Interface dataset entries
•••••
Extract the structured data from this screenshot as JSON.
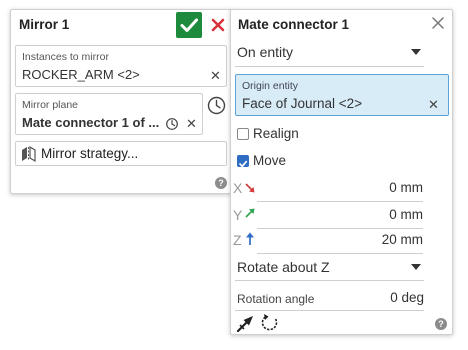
{
  "mirror_panel": {
    "title": "Mirror 1",
    "instances_label": "Instances to mirror",
    "instances_value": "ROCKER_ARM <2>",
    "plane_label": "Mirror plane",
    "plane_value": "Mate connector 1 of ...",
    "strategy_label": "Mirror strategy..."
  },
  "mate_panel": {
    "title": "Mate connector 1",
    "placement_select": "On entity",
    "origin_label": "Origin entity",
    "origin_value": "Face of Journal <2>",
    "realign_label": "Realign",
    "realign_checked": false,
    "move_label": "Move",
    "move_checked": true,
    "x_label": "X",
    "x_value": "0 mm",
    "y_label": "Y",
    "y_value": "0 mm",
    "z_label": "Z",
    "z_value": "20 mm",
    "rotate_select": "Rotate about Z",
    "rotation_label": "Rotation angle",
    "rotation_value": "0 deg"
  },
  "colors": {
    "accept_green": "#1e8b3c",
    "cancel_red": "#d9333f",
    "selection_blue": "#d8ecf8",
    "checkbox_blue": "#2f6cc4"
  },
  "icons": {
    "help": "?"
  }
}
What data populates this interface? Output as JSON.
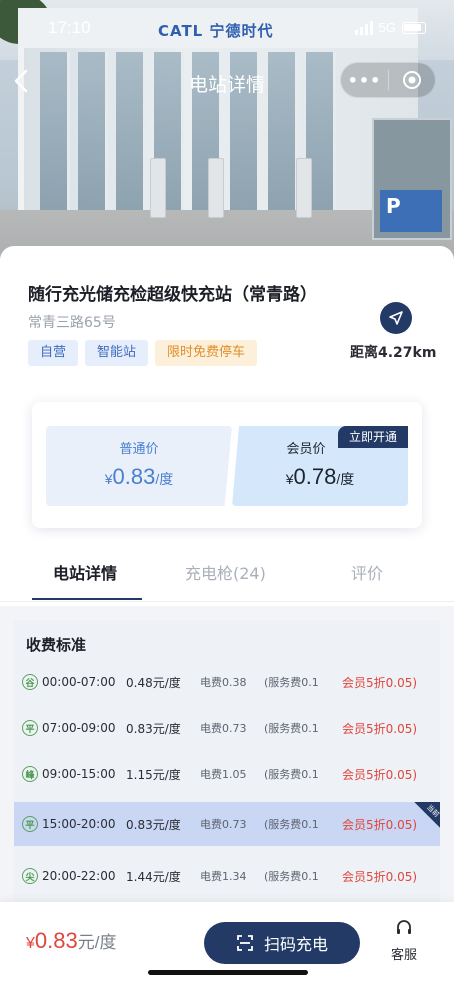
{
  "status_bar": {
    "time": "17:10",
    "network": "5G"
  },
  "nav": {
    "title": "电站详情",
    "more": "•••"
  },
  "hero": {
    "brand": "CATL 宁德时代"
  },
  "station": {
    "name": "随行充光储充检超级快充站（常青路）",
    "address": "常青三路65号",
    "tags": [
      "自营",
      "智能站",
      "限时免费停车"
    ],
    "distance": "距离4.27km"
  },
  "prices": {
    "normal_label": "普通价",
    "normal_currency": "¥",
    "normal_value": "0.83",
    "normal_unit": "/度",
    "member_label": "会员价",
    "member_currency": "¥",
    "member_value": "0.78",
    "member_unit": "/度",
    "open_label": "立即开通"
  },
  "tabs": [
    {
      "label": "电站详情",
      "active": true
    },
    {
      "label": "充电枪(24)",
      "active": false
    },
    {
      "label": "评价",
      "active": false
    }
  ],
  "fees": {
    "title": "收费标准",
    "rows": [
      {
        "badge": "谷",
        "time": "00:00-07:00",
        "price": "0.48元/度",
        "elec": "电费0.38",
        "service": "(服务费0.1",
        "member": "会员5折0.05)",
        "current": false
      },
      {
        "badge": "平",
        "time": "07:00-09:00",
        "price": "0.83元/度",
        "elec": "电费0.73",
        "service": "(服务费0.1",
        "member": "会员5折0.05)",
        "current": false
      },
      {
        "badge": "峰",
        "time": "09:00-15:00",
        "price": "1.15元/度",
        "elec": "电费1.05",
        "service": "(服务费0.1",
        "member": "会员5折0.05)",
        "current": false
      },
      {
        "badge": "平",
        "time": "15:00-20:00",
        "price": "0.83元/度",
        "elec": "电费0.73",
        "service": "(服务费0.1",
        "member": "会员5折0.05)",
        "current": true,
        "current_label": "当前"
      },
      {
        "badge": "尖",
        "time": "20:00-22:00",
        "price": "1.44元/度",
        "elec": "电费1.34",
        "service": "(服务费0.1",
        "member": "会员5折0.05)",
        "current": false
      }
    ]
  },
  "bottom": {
    "currency": "¥",
    "price": "0.83",
    "unit": "元/度",
    "scan_label": "扫码充电",
    "service_label": "客服"
  },
  "colors": {
    "primary": "#243a66",
    "accent_red": "#e0463c",
    "tag_orange": "#e08e2b",
    "tag_blue": "#3d6bc2"
  }
}
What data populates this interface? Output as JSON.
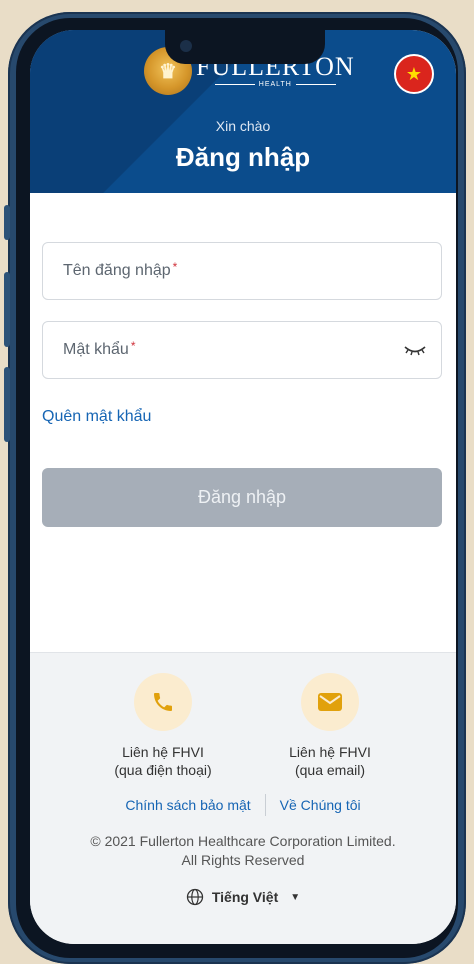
{
  "header": {
    "brand_name": "FULLERTON",
    "brand_sub": "HEALTH",
    "greeting": "Xin chào",
    "title": "Đăng nhập"
  },
  "form": {
    "username_label": "Tên đăng nhập",
    "password_label": "Mật khẩu",
    "required_mark": "*",
    "forgot_password": "Quên mật khẩu",
    "login_button": "Đăng nhập"
  },
  "footer": {
    "contact_phone_line1": "Liên hệ FHVI",
    "contact_phone_line2": "(qua điện thoại)",
    "contact_email_line1": "Liên hệ FHVI",
    "contact_email_line2": "(qua email)",
    "privacy_link": "Chính sách bảo mật",
    "about_link": "Về Chúng tôi",
    "copyright_line1": "© 2021 Fullerton Healthcare Corporation Limited.",
    "copyright_line2": "All Rights Reserved",
    "language": "Tiếng Việt"
  },
  "icons": {
    "logo": "lion-logo-icon",
    "flag": "vietnam-flag-icon",
    "eye": "eye-closed-icon",
    "phone": "phone-icon",
    "mail": "mail-icon",
    "globe": "globe-icon",
    "caret": "caret-down-icon"
  },
  "colors": {
    "header": "#0b4c8c",
    "link": "#1665b4",
    "button_disabled": "#a6aeb8",
    "required": "#d0313a",
    "icon_gold": "#e1a10c"
  }
}
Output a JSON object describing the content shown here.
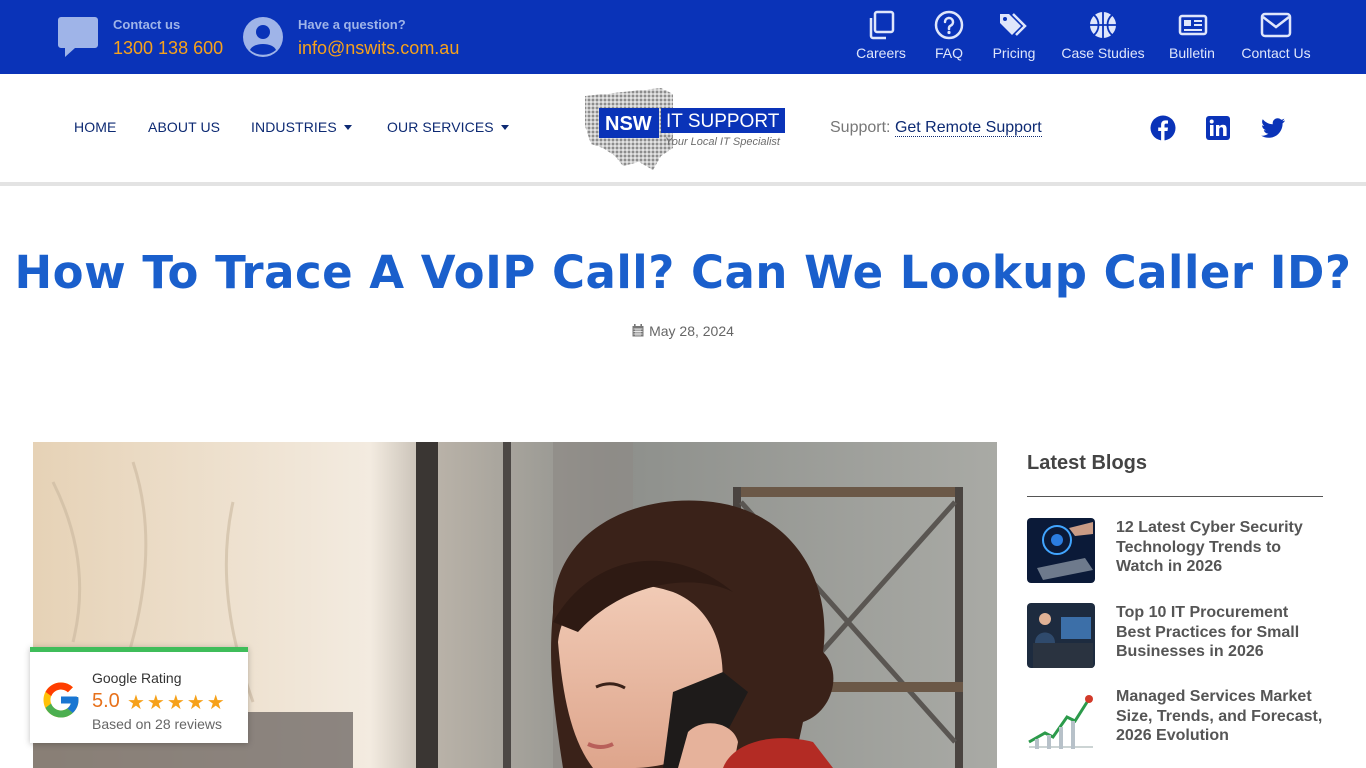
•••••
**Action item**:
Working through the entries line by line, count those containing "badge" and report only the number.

**Result for this task**:
5